Child Labor and U.S. Military Cooperation in Uzbekistan
Are the U.S.'s supply lines to Afghanistan threatened by negative U.S. government reporting on child labor in Uzbekistan? That's the contention of a two-part analysis in Jamestown's Eurasia Daily Monitor, which will raise eyebrows among those who worry that the U.S.'s military cooperation with Uzbekistan is coming at the expense of human rights in that country. By the end of this year fully 75 percent of the U.S.'s (non-lethal) military cargo will be shipped to Afghanistan via the Northern Distribution Network through the former Soviet Union, and almost all of that goes through Uzbekistan. Or will it?...
The importance of the NDN to the Afghanistan war effort cannot be overstated given the constant interdiction of supplies through Pakistan by the Taliban and its Pakistani supporters in recent years. However, this fragile US-Uzbek relationship appears to be on the verge of possible collapse due to arcane and illogical actions by the State Department Office to Monitor and Combat Trafficking in Persons (G-TIP).
What that office has done is to ding Uzbekistan for using forced child labor in the annual cotton harvest. The author, Umida Hashimova, argues that this doesn't strictly fall under the rubric of trafficking in persons, and that the State Department thus "has taken up the cause of a number of anti-Uzbekistan NGOs and possibly competing cotton exporters to vilify Uzbekistan over the continuation of the Soviet-era policy of mobilizing students and government officials to assist in annual agricultural harvests."
I'll leave aside the argument on the question of child labor, except to note that Hashimova is likely correct to note that Uzbekistan is being unfairly singled out when other countries, notably Turkmenistan and Tajikistan, do the same thing. She's on shakier ground when she argues that "children in labor has a cultural aspect" in Uzbekistan, given the evidence that the cotton industry in Uzbekistan is controlled by government-connected elites who benefit from forced labor and artificially low set prices to make huge profits on the international market. The "cultural aspect" here seems like a fig leaf used to justify this predatory practice. And suggesting that "competing cotton exporters" are behind this, without showing any evidence, seems just like conspiracy-mongering.

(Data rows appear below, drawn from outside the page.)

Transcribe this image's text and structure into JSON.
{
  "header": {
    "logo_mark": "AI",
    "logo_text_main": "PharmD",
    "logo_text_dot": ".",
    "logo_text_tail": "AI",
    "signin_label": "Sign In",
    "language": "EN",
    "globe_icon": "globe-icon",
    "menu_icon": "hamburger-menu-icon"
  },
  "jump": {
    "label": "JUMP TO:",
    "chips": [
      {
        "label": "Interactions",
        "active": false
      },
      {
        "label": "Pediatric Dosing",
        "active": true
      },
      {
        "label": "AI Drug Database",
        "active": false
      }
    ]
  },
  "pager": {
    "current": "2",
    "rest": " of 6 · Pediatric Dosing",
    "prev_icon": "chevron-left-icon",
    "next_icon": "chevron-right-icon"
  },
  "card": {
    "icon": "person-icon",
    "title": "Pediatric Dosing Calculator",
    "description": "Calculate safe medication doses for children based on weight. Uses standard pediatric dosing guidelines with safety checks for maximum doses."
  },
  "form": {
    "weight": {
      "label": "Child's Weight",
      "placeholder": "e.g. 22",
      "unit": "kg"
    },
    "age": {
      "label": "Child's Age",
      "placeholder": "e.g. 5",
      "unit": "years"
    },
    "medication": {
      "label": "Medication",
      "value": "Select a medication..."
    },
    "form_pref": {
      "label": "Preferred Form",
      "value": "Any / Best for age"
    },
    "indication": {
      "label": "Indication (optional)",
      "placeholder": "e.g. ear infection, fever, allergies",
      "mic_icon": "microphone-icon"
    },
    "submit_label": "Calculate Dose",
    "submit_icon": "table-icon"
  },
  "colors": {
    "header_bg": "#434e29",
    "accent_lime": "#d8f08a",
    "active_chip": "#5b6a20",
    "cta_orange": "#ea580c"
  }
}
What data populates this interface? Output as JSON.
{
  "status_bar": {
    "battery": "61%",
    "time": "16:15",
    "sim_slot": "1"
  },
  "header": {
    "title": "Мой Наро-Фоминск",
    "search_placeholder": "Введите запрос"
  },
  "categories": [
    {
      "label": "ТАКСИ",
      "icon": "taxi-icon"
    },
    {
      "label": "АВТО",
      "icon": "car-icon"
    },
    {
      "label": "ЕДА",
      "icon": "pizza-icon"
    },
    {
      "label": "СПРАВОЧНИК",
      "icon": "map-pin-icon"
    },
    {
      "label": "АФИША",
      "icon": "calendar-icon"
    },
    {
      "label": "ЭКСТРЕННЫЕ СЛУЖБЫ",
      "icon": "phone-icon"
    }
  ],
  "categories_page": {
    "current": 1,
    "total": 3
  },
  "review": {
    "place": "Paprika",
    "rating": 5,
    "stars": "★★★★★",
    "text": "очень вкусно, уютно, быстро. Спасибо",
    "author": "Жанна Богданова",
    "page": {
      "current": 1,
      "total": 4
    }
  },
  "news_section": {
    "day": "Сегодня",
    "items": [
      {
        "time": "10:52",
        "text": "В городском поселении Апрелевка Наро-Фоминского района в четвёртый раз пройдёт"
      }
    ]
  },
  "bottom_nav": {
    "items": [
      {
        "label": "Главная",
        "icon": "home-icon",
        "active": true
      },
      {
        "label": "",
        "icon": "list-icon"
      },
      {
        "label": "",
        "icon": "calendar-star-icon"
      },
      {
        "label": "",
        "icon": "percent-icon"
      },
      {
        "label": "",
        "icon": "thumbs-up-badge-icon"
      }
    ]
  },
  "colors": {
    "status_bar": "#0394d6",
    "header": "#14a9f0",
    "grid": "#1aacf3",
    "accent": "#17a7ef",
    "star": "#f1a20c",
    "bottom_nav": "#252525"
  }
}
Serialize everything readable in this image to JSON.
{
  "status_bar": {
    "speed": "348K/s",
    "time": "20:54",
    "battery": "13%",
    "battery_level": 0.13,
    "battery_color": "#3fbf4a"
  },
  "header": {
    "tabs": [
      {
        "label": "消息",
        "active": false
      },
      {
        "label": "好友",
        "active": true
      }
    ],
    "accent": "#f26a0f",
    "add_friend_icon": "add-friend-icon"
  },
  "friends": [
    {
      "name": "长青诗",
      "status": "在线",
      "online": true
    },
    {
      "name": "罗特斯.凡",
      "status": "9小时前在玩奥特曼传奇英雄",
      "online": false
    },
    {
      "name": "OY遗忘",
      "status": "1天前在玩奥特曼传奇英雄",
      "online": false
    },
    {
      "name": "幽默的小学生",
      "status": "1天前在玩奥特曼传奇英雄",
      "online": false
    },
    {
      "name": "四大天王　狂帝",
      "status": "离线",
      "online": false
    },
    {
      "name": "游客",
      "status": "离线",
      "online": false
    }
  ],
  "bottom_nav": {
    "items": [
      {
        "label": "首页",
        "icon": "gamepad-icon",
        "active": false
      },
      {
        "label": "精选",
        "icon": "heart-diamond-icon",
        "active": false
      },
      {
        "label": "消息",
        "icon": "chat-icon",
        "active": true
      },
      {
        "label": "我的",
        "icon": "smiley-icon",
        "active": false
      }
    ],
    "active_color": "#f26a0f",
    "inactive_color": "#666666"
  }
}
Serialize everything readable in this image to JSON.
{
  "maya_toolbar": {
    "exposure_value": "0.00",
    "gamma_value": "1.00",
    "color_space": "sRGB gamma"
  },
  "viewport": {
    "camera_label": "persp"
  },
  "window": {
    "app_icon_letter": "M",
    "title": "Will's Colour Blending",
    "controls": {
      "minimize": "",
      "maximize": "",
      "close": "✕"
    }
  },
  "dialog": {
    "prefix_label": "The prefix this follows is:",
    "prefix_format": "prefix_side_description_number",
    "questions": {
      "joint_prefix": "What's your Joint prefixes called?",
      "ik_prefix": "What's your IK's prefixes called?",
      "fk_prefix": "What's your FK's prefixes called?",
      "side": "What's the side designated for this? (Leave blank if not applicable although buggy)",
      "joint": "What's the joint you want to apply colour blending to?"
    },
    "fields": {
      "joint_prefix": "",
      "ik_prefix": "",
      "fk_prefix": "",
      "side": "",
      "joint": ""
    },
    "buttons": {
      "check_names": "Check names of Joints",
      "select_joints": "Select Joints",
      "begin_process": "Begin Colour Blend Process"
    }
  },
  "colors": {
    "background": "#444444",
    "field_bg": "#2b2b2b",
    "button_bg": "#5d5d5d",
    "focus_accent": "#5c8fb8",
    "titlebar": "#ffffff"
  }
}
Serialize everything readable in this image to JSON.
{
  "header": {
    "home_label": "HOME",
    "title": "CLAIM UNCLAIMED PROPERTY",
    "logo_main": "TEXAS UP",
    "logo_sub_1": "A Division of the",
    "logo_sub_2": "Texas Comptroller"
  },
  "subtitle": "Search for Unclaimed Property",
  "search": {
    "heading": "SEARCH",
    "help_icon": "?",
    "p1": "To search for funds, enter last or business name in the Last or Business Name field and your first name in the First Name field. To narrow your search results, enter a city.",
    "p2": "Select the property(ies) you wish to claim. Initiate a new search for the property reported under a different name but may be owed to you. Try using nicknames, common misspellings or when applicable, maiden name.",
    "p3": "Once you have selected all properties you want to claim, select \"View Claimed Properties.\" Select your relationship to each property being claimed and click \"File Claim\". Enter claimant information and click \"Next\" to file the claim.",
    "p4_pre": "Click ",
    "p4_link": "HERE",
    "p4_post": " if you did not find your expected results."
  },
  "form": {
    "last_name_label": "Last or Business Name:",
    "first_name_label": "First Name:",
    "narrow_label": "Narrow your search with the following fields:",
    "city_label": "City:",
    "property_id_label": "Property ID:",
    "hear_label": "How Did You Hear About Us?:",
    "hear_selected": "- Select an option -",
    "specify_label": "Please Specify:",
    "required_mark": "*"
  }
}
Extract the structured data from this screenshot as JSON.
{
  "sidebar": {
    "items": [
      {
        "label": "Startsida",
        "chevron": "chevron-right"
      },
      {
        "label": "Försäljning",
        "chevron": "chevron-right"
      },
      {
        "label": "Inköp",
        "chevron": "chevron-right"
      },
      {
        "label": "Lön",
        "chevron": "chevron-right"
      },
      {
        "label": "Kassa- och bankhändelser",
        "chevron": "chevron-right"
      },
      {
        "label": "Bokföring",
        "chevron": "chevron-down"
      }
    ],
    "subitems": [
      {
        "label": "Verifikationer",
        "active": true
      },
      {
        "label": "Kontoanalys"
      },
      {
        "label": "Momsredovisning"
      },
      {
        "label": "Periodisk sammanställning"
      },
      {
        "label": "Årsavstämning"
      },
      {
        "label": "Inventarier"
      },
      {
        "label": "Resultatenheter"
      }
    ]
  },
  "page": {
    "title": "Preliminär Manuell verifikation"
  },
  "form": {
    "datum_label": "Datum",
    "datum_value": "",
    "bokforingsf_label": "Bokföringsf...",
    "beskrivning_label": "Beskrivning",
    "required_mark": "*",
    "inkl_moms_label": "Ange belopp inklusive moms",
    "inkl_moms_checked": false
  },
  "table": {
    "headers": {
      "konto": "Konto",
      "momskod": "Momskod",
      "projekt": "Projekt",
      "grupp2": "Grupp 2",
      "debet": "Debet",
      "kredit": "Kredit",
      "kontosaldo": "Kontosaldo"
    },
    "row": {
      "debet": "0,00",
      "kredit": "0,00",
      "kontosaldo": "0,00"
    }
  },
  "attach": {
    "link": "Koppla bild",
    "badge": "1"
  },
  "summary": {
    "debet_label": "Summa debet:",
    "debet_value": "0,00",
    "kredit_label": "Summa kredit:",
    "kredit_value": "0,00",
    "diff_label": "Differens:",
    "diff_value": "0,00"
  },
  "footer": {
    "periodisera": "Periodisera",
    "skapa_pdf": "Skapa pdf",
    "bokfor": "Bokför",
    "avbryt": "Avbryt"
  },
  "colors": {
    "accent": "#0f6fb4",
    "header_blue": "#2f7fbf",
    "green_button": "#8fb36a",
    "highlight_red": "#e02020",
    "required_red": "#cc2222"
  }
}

Anyway, regardless of the merits of the argument, is this move, as she warns, "likely to result in a pull-back by the Uzbek government from its effective work against real issues of trafficking, and even possibly, denial of use of its territory in the Northern Distribution Network... due to either misinterpretation or excessive influence of political activists in the policies of the State Department’s G-TIP office."? You wouldn't think so, given how insignificant a report like this is, published deep in the U.S. bureaucracy, compared with Karimov's eagerness to tamp down the threat of radical Islamism emanating from Afghanistan and to curry favor with the U.S. as a bulwark against Russia.
But it is nevertheless possible that this could cause some sort of rupture, given that Uzbekistan's president Islam Karimov reportedly threatened to cut off the NDN because the State Department gave a human rights award to an Uzbekistan dissident. Should that be a reason not to badger Uzbekistan on child labor? In any event, we'll have to wait and see if there is any fallout from this in Tashkent.
Joshua Kucera, a senior correspondent, is Eurasianet's former Turkey/Caucasus editor and has written for the site since 2007.